## Exercise instructions
Whichever lines of the entries hold the word "månad" should be identified and copied.

## Data
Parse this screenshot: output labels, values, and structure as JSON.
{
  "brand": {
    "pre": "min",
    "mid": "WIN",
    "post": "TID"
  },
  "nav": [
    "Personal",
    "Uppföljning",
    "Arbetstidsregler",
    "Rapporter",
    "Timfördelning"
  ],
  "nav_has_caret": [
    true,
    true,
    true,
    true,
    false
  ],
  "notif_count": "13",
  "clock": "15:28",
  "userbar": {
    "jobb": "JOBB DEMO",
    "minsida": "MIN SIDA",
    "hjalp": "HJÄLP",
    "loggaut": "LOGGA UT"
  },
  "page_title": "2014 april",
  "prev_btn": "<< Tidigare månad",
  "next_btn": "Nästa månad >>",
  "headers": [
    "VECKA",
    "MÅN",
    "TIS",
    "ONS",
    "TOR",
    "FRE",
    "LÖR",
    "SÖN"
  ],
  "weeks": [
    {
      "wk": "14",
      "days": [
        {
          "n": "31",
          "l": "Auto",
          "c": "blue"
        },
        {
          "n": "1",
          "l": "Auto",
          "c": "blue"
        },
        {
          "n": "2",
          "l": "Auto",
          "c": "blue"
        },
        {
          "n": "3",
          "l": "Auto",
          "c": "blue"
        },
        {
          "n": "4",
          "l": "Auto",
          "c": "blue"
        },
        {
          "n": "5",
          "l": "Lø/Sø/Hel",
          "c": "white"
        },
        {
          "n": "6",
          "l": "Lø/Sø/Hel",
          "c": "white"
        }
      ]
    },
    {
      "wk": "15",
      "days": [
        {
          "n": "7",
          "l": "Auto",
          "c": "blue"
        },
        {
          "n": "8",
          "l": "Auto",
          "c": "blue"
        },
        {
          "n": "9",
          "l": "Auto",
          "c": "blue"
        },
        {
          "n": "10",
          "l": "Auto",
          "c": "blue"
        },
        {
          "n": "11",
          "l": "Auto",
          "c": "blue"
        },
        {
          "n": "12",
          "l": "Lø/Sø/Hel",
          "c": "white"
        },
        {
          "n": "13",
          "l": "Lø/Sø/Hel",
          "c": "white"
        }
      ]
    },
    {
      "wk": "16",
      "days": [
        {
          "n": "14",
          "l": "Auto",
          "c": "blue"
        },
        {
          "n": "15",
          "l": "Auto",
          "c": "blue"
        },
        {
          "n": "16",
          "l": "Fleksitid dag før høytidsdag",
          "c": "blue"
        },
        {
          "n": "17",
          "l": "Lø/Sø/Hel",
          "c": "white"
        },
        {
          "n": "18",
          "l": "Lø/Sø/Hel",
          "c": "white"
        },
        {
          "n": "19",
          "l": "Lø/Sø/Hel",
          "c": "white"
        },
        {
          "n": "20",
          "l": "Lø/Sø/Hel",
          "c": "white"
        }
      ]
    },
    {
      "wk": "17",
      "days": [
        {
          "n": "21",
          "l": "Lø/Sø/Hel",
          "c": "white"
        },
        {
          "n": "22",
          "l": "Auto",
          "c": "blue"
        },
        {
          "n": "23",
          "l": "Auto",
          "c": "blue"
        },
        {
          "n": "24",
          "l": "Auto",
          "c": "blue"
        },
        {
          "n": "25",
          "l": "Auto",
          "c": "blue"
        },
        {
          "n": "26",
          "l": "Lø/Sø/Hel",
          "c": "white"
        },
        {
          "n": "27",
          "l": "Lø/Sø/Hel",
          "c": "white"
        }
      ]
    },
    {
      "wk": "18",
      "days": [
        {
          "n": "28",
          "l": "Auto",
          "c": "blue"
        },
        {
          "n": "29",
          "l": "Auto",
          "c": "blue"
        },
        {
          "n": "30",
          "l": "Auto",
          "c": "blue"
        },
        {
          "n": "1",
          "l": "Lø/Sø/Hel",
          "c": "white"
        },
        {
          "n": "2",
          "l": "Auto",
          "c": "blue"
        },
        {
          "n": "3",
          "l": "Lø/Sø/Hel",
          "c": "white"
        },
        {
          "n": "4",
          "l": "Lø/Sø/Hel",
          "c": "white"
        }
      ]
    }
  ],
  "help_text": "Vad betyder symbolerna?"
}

## Output for this task
  "prev_btn": "<< Tidigare månad",
  "next_btn": "Nästa månad >>",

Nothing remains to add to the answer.